The U.S. Departments of Health and Human Services (HHS), Labor, and the Treasury (collectively, the Departments), along with the Office of Personnel Management (OPM), are announcing proposed rules that would require plans, issuers, and providers of air ambulance services to submit detailed data regarding air ambulance services specified in the reporting requirements of the No Surprises Act. The rules additionally outline the Centers for Medicare & Medicaid Services' (CMS) authority to fully enforce Title I (the No Surprises Act) and Title II (Transparency) of Division BB of the Consolidated Appropriations Act of 2021, in states that do not have the authority to enforce or fail to substantially enforce one or more of the provisions, and would help consumers understand the compensation being paid to agents and brokers who help them select health insurance. This is the latest regulatory action in a series of rulemaking implementing the No Surprises Act.
"The air ambulance industry is a highly consolidated market that often leads to surprise bills for patients," said Health and Human Services Secretary Xavier Becerra. "Today's proposed rules are part of the Biden-Harris Administration's agenda to protect patients from unreasonably high costs and make health care more affordable. These rules would allow HHS to collect data to analyze the industry's market trends and costs and provide critical information that will address exorbitant air ambulance expenses."
The median cost for air ambulance transportation ranges from over $36,000 to $40,000. Air ambulance providers are not allowed to send surprise bills to Medicaid or Medicare patients. For patients with private insurance, however, an HHS Assistant Secretary of Planning and Evaluation (ASPE) report estimates that over 50 percent of air ambulance trips are out-of-network. This inherently results in surprise billing, although exactly how much of the cost is passed on to patients remains less clear.
The first rule in this series of rulemaking made clear that the No Surprises Act bans surprise bills for patients who use out-of-network air ambulance services and limits the amount they pay out-of-pocket starting next year. Learn more about that rule.
Air ambulances are critical providers in the health care system, with known cost challenges associated with maintaining and running air ambulance services. The data collected on air ambulance services would shed light on the other unknown or less known costs associated with air ambulance services and would be used in a comprehensive, publicly-available HHS and Department of Transportation report to increase transparency and help inform future policy development aimed at addressing these costs.
Today's proposed rules also detail the process that CMS would use to determine if states are substantially enforcing new surprise billing and other consumer protections.
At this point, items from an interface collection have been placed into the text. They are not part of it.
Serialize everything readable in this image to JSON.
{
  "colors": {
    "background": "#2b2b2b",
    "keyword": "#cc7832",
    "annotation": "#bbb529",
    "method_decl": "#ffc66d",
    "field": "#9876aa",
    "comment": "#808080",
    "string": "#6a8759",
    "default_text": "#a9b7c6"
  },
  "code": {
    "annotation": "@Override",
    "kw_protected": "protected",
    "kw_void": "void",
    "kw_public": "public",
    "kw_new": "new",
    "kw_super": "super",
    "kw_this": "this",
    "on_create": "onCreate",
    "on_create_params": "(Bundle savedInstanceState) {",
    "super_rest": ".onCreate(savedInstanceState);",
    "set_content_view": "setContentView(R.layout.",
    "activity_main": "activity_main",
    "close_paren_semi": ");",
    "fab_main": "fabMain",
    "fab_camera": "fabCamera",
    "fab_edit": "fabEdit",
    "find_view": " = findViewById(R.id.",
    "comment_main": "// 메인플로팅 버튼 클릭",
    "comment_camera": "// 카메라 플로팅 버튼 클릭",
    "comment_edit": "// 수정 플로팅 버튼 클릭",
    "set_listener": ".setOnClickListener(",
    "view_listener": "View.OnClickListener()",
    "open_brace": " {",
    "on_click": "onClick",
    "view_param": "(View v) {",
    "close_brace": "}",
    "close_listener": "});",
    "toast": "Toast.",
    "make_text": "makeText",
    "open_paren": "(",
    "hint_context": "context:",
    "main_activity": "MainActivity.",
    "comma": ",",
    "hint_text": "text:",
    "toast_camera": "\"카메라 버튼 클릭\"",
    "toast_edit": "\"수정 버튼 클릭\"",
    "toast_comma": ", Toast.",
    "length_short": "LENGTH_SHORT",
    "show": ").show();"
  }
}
These proposed rules would ensure CMS can take action against providers and facilities to further protect consumers from surprise bills in states that fail to substantially enforce these requirements.
"No one should avoid seeking health care for fear of receiving a surprise medical bill," said CMS Administrator Chiquita Brooks-LaSure. "The new consumer protections released today are critical to shielding consumers from the devastating financial impacts that may occur as a result of an unlawful surprise bill, and CMS is committed to vigorous enforcement of these protections."
The proposed rules also would further increase transparency by requiring certain health insurance issuers to inform consumers of how agents or brokers who assist consumers with enrollment in individual health insurance coverage and short-term, limited-duration insurance are compensated, including both direct and indirect compensation provided for such enrollment.
View a fact sheet about the proposed rules.
Read the ASPE report on Air Ambulance and Surprise Billing.